> _Task brief_
In the records, find each line where "investments" occurs, and copy it.

[Items from an interface collection]
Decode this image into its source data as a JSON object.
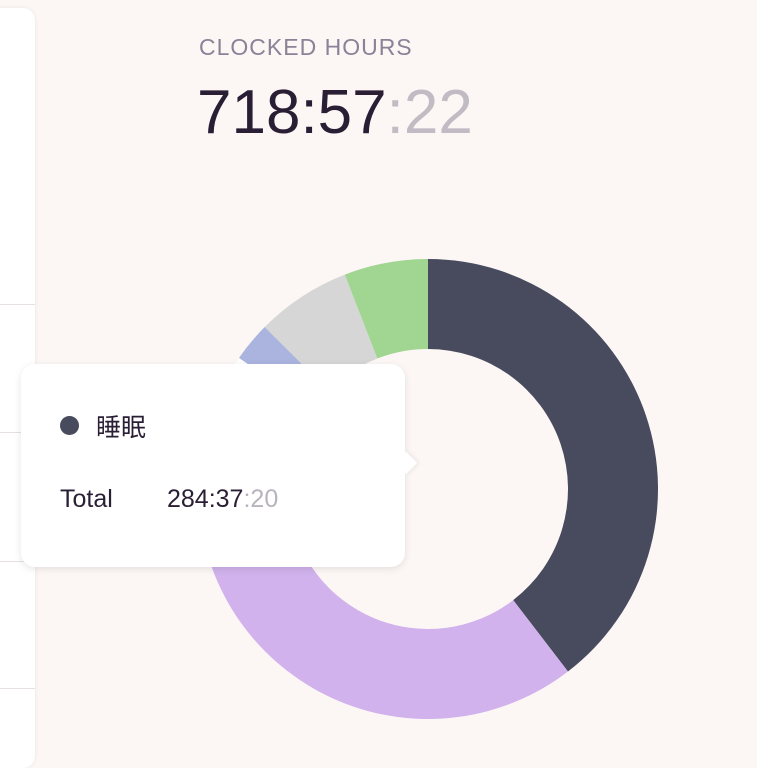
{
  "clocked": {
    "label": "CLOCKED HOURS",
    "main": "718:57",
    "seconds": ":22"
  },
  "tooltip": {
    "name": "睡眠",
    "total_label": "Total",
    "total_main": "284:37",
    "total_seconds": ":20",
    "dot_color": "#484a5e"
  },
  "chart_data": {
    "type": "pie",
    "donut": true,
    "title": "",
    "slices": [
      {
        "name": "睡眠",
        "value": 284.62,
        "color": "#484a5e"
      },
      {
        "name": "",
        "value": 240.0,
        "color": "#d1b2ec"
      },
      {
        "name": "",
        "value": 84.0,
        "color": "#ffffff"
      },
      {
        "name": "",
        "value": 20.0,
        "color": "#aab4de"
      },
      {
        "name": "",
        "value": 48.0,
        "color": "#d6d6d6"
      },
      {
        "name": "",
        "value": 42.35,
        "color": "#a0d592"
      }
    ]
  }
}
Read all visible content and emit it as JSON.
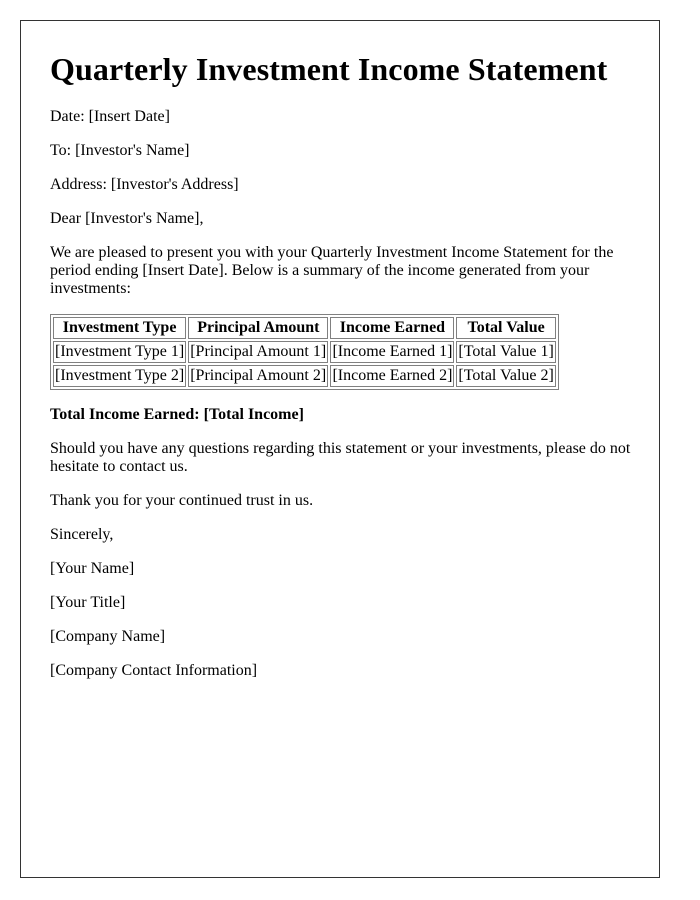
{
  "document": {
    "title": "Quarterly Investment Income Statement",
    "date_line": "Date: [Insert Date]",
    "to_line": "To: [Investor's Name]",
    "address_line": "Address: [Investor's Address]",
    "salutation": "Dear [Investor's Name],",
    "intro": "We are pleased to present you with your Quarterly Investment Income Statement for the period ending [Insert Date]. Below is a summary of the income generated from your investments:",
    "table": {
      "headers": [
        "Investment Type",
        "Principal Amount",
        "Income Earned",
        "Total Value"
      ],
      "rows": [
        [
          "[Investment Type 1]",
          "[Principal Amount 1]",
          "[Income Earned 1]",
          "[Total Value 1]"
        ],
        [
          "[Investment Type 2]",
          "[Principal Amount 2]",
          "[Income Earned 2]",
          "[Total Value 2]"
        ]
      ]
    },
    "total_income": "Total Income Earned: [Total Income]",
    "questions": "Should you have any questions regarding this statement or your investments, please do not hesitate to contact us.",
    "thanks": "Thank you for your continued trust in us.",
    "closing": "Sincerely,",
    "signature": {
      "name": "[Your Name]",
      "title": "[Your Title]",
      "company": "[Company Name]",
      "contact": "[Company Contact Information]"
    }
  }
}
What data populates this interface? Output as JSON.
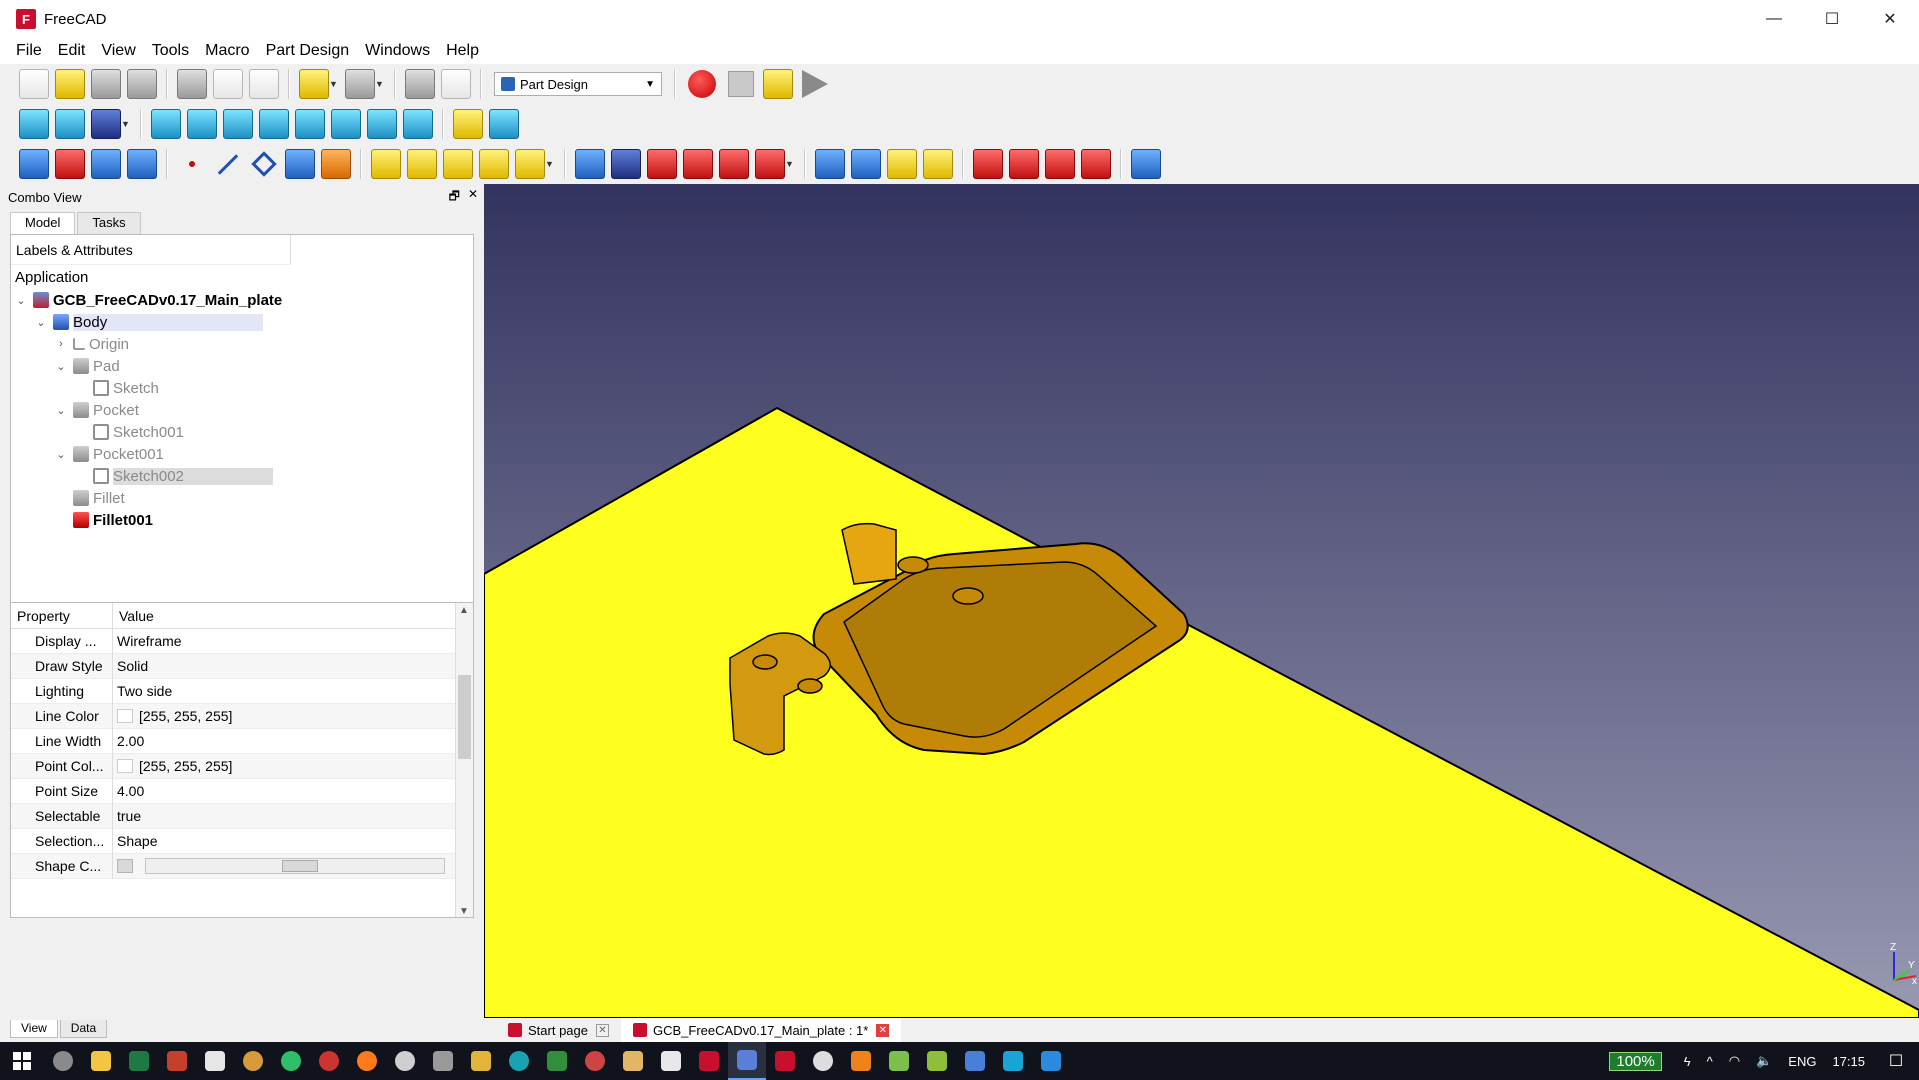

> _Exercise output_
    "intro": "We are pleased to present you with your Quarterly Investment Income Statement for the period ending [Insert Date]. Below is a summary of the income generated from your investments:",
    "questions": "Should you have any questions regarding this statement or your investments, please do not hesitate to contact us.",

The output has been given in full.